_Exercise_: An exact restatement of the data is required, with the images omitted.

(Data extracted from a collection)

####

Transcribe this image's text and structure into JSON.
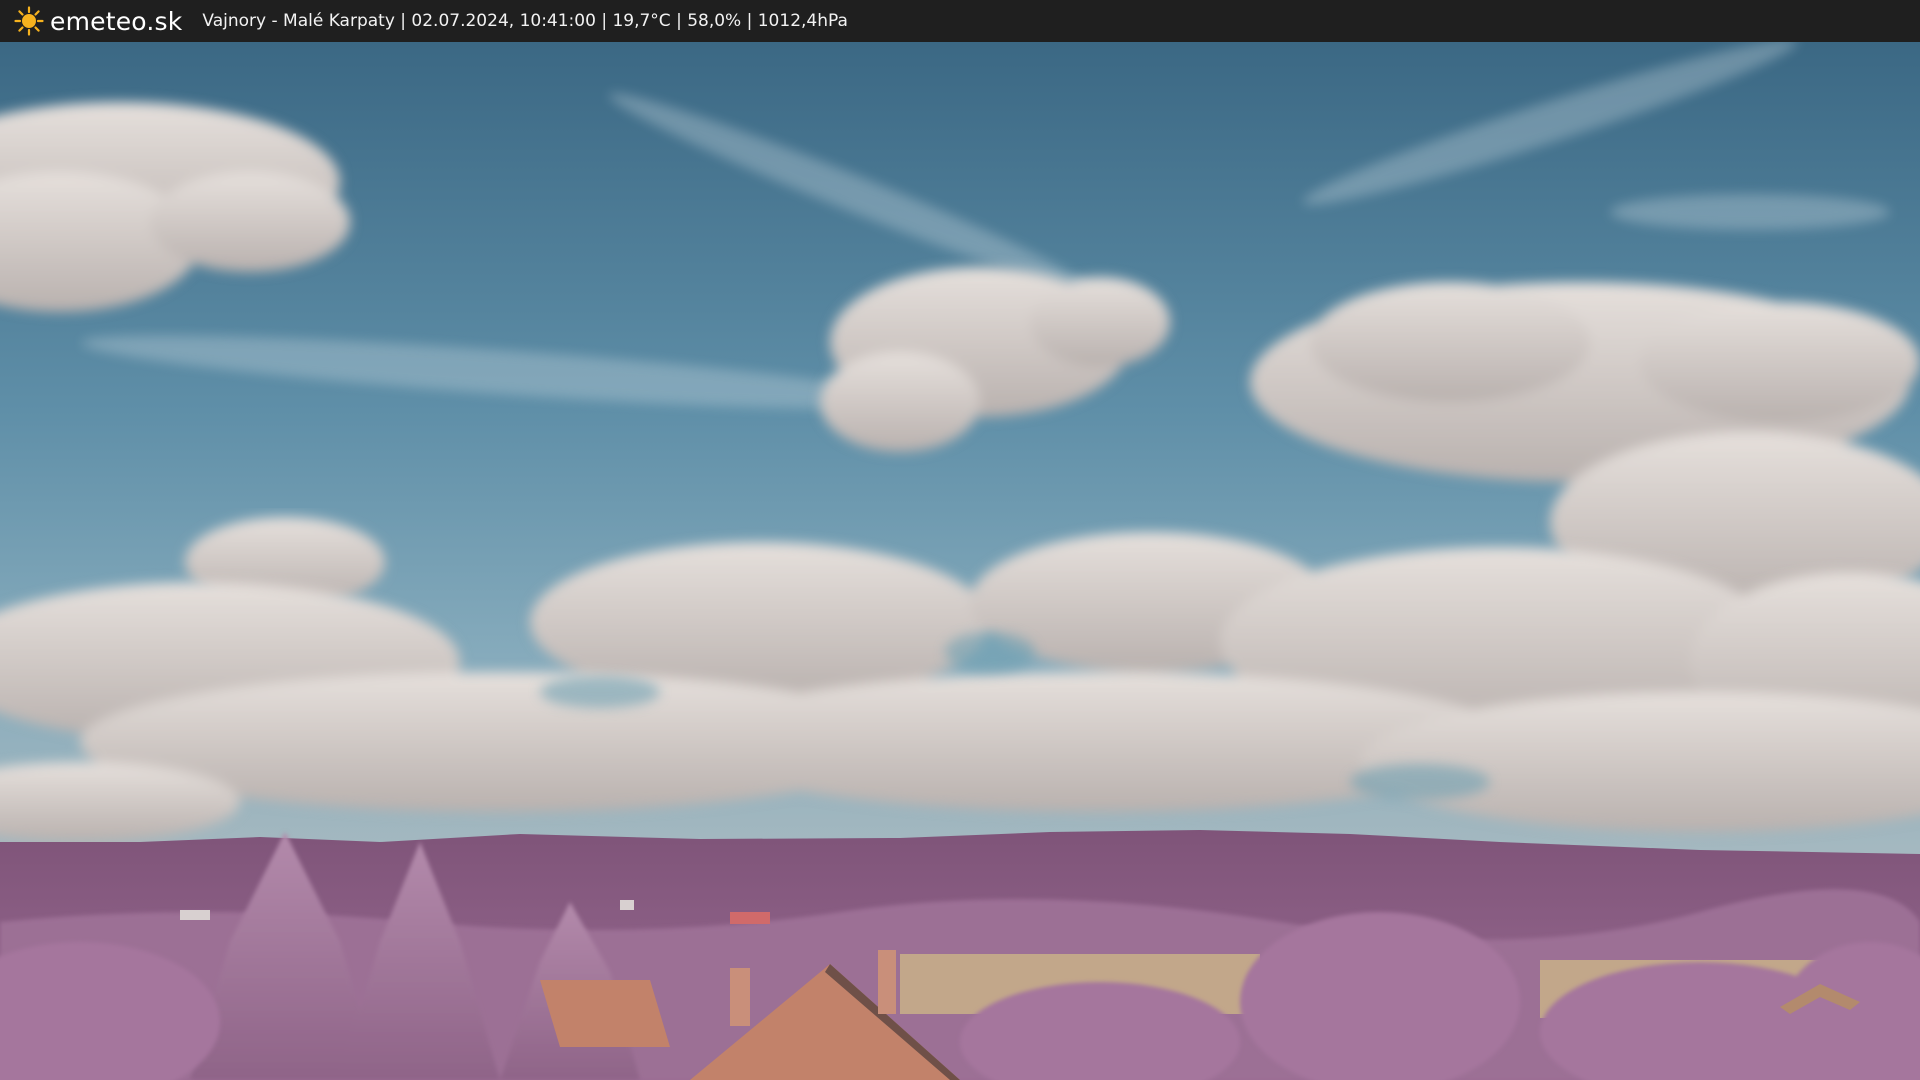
{
  "header": {
    "brand": "emeteo.sk",
    "logo_icon": "sun-icon",
    "caption": "Vajnory - Malé Karpaty | 02.07.2024, 10:41:00 | 19,7°C | 58,0% | 1012,4hPa"
  },
  "scene": {
    "description_icon": "webcam-photo",
    "colors": {
      "sky_top": "#3d6a86",
      "sky_bottom": "#7fa7ba",
      "cloud": "#d9d2cf",
      "hills": "#8c5f86",
      "foliage": "#a8799f",
      "roof": "#c2826a",
      "field": "#c7ad88",
      "bar": "#1f1f1f",
      "sun": "#f6b21e"
    }
  }
}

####

_Exercise response_:
Transcribe this image's text and structure into JSON.
{
  "header": {
    "brand": "emeteo.sk",
    "logo_icon": "sun-icon",
    "caption": "Vajnory - Malé Karpaty | 02.07.2024, 10:41:00 | 19,7°C | 58,0% | 1012,4hPa"
  },
  "scene": {
    "description_icon": "webcam-photo",
    "colors": {
      "sky_top": "#3d6a86",
      "sky_bottom": "#7fa7ba",
      "cloud": "#d9d2cf",
      "hills": "#8c5f86",
      "foliage": "#a8799f",
      "roof": "#c2826a",
      "field": "#c7ad88",
      "bar": "#1f1f1f",
      "sun": "#f6b21e"
    }
  }
}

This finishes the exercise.